Clever, charming, and charismatic, Ponzi drifted from one odd job to another but always seemed to be attracted to get-rich-quick schemes. He served jail sentences for shady behavior in Montreal and for helping fellow Italians cross the border from Canada into the United States. He landed in Boston, where his whirlwind success made him famous. He used his charm and wit to portray himself as a man of the people, a scamp more than a scoundrel.

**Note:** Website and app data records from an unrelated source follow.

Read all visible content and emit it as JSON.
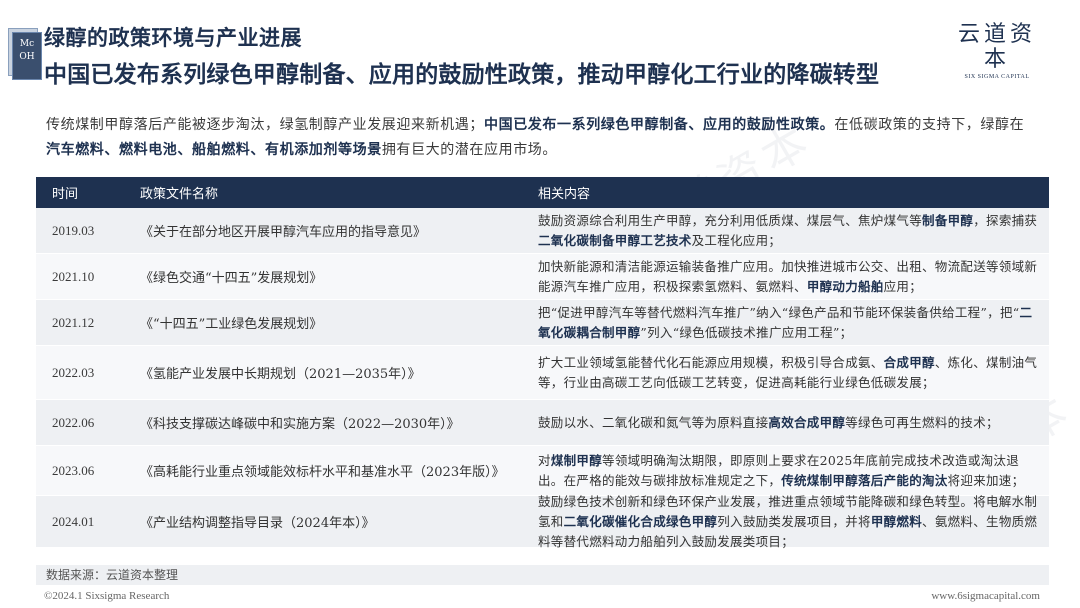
{
  "header": {
    "logo_text_line1": "Mc",
    "logo_text_line2": "OH",
    "supertitle": "绿醇的政策环境与产业进展",
    "title": "中国已发布系列绿色甲醇制备、应用的鼓励性政策，推动甲醇化工行业的降碳转型",
    "brand_cn": "云道资本",
    "brand_en": "SIX SIGMA CAPITAL"
  },
  "intro": {
    "p1": "传统煤制甲醇落后产能被逐步淘汰，绿氢制醇产业发展迎来新机遇；",
    "p1_bold": "中国已发布一系列绿色甲醇制备、应用的鼓励性政策。",
    "p2": "在低碳政策的支持下，绿醇在",
    "p2_bold": "汽车燃料、燃料电池、船舶燃料、有机添加剂等场景",
    "p3": "拥有巨大的潜在应用市场。"
  },
  "table": {
    "headers": [
      "时间",
      "政策文件名称",
      "相关内容"
    ],
    "rows": [
      {
        "date": "2019.03",
        "name": "《关于在部分地区开展甲醇汽车应用的指导意见》",
        "content": [
          {
            "t": "鼓励资源综合利用生产甲醇，充分利用低质煤、煤层气、焦炉煤气等",
            "b": false
          },
          {
            "t": "制备甲醇",
            "b": true
          },
          {
            "t": "，探索捕获",
            "b": false
          },
          {
            "t": "二氧化碳制备甲醇工艺技术",
            "b": true
          },
          {
            "t": "及工程化应用；",
            "b": false
          }
        ]
      },
      {
        "date": "2021.10",
        "name": "《绿色交通“十四五”发展规划》",
        "content": [
          {
            "t": "加快新能源和清洁能源运输装备推广应用。加快推进城市公交、出租、物流配送等领域新能源汽车推广应用，积极探索氢燃料、氨燃料、",
            "b": false
          },
          {
            "t": "甲醇动力船舶",
            "b": true
          },
          {
            "t": "应用；",
            "b": false
          }
        ]
      },
      {
        "date": "2021.12",
        "name": "《“十四五”工业绿色发展规划》",
        "content": [
          {
            "t": "把“促进甲醇汽车等替代燃料汽车推广”纳入“绿色产品和节能环保装备供给工程”，把“",
            "b": false
          },
          {
            "t": "二氧化碳耦合制甲醇",
            "b": true
          },
          {
            "t": "”列入“绿色低碳技术推广应用工程”；",
            "b": false
          }
        ]
      },
      {
        "date": "2022.03",
        "name": "《氢能产业发展中长期规划（2021—2035年）》",
        "content": [
          {
            "t": "扩大工业领域氢能替代化石能源应用规模，积极引导合成氨、",
            "b": false
          },
          {
            "t": "合成甲醇",
            "b": true
          },
          {
            "t": "、炼化、煤制油气等，行业由高碳工艺向低碳工艺转变，促进高耗能行业绿色低碳发展；",
            "b": false
          }
        ]
      },
      {
        "date": "2022.06",
        "name": "《科技支撑碳达峰碳中和实施方案（2022—2030年）》",
        "content": [
          {
            "t": "鼓励以水、二氧化碳和氮气等为原料直接",
            "b": false
          },
          {
            "t": "高效合成甲醇",
            "b": true
          },
          {
            "t": "等绿色可再生燃料的技术；",
            "b": false
          }
        ]
      },
      {
        "date": "2023.06",
        "name": "《高耗能行业重点领域能效标杆水平和基准水平（2023年版）》",
        "content": [
          {
            "t": "对",
            "b": false
          },
          {
            "t": "煤制甲醇",
            "b": true
          },
          {
            "t": "等领域明确淘汰期限，即原则上要求在2025年底前完成技术改造或淘汰退出。在严格的能效与碳排放标准规定之下，",
            "b": false
          },
          {
            "t": "传统煤制甲醇落后产能的淘汰",
            "b": true
          },
          {
            "t": "将迎来加速；",
            "b": false
          }
        ]
      },
      {
        "date": "2024.01",
        "name": "《产业结构调整指导目录（2024年本）》",
        "content": [
          {
            "t": "鼓励绿色技术创新和绿色环保产业发展，推进重点领域节能降碳和绿色转型。将电解水制氢和",
            "b": false
          },
          {
            "t": "二氧化碳催化合成绿色甲醇",
            "b": true
          },
          {
            "t": "列入鼓励类发展项目，并将",
            "b": false
          },
          {
            "t": "甲醇燃料",
            "b": true
          },
          {
            "t": "、氨燃料、生物质燃料等替代燃料动力船舶列入鼓励发展类项目；",
            "b": false
          }
        ]
      }
    ]
  },
  "source": "数据来源：云道资本整理",
  "footer": {
    "left": "©2024.1 Sixsigma Research",
    "right": "www.6sigmacapital.com"
  },
  "colors": {
    "navy": "#1e3150",
    "row_a": "#eef0f3",
    "row_b": "#f7f8fa"
  }
}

While trying to build a legitimate business, Ponzi stumbled upon a plan to attract money for a company that would invest in International Reply Coupons, a convenient form of reply postage used by many immigrants sending mail to the old country. Beginning in the fall of 1919, he started taking small amounts of money from investors, many of them immigrants, who were sold on the idea by his enthusiasm. Before too long he was raking in more cash than he could keep track of. Within months people were turning over thousands a day. By July 1920, he estimated his net worth at close to $15 million.
But it was a proverbial house of cards built on phony investment. Ponzi had promised investors a 50 percent return in 45 days. Like Madoff, he invested very little of the money. As long as people kept turning over their investments, he was safe. Once they started calling in their money—just as Madoff’s investors did nearly a century later—Ponzi would run out of cash to pay them.
As Ponzi amassed his wealth, he encircled himself and his family with its trappings, including a Lexington mansion, an expensive car, fashionable clothes, jewelry, and art. But the heat was on from The Boston Post, the city’s most read newspaper, and investigators at the city, state, and federal levels.
Ironically, the boldly confident Ponzi invited investigators to examine his operation. Although he almost got away with it, Ponzi’s scheme was doomed. By August 1920 he was in jail. He would eventually spend more than 10 years in prison and be deported to Italy, living most of the rest of his life in a hand-to-mouth existence.
How did Zuckoff get into the neglected story of this wily swindler? Like most reporters, Zuckoff is always on the lookout for a good story. While he was a banking reporter at The Boston Globe during the credit union crisis of the early ’90s, someone mentioned that Boston hadn’t seen so many banks close since Ponzi’s day. Zuckoff had no idea Ponzi’s scheme was launched in Boston. He began filing away items pertaining to Ponzi, and when the dot.com bubble burst in the late ’90s he started working on the book, uncovering Ponzi’s long ignored autobiography and a treasure trove of newspaper accounts, records in public archives, and family papers and letters.
“I was astonished at what I found, especially in the archives,” Zuckoff said. “The records were still wrapped in string as if they had been put away and never touched.”
A native of Bellmore, Long Island, Zuckoff chose URI because of its journalism program. He credits the late Wilbur Doctor, who taught at URI for two decades, with guiding him into a career as an investigative journalist. Zuckoff acknowledges Doctor’s contribution to Ponzi’s Scheme; the professor read the manuscript not long before his death in 2008.
There’s no point in asking if a Ponzi scheme could take place today, as Madoff sadly proves. But Zuckoff does offer that the 2009 economic meltdown has everything to do with a lack of vigilance by regulators. “These things were right under their noses,” he said. “The tools are in place at the Securities and Exchange Commission, but they seem to be better at handling insider trading cases and dealing with specific complaints. They didn’t seem interested in other cases. This doesn’t diminish Madoff’s culpability, but they [SEC regulators] let him do what he did.”
By John Pantalone ’71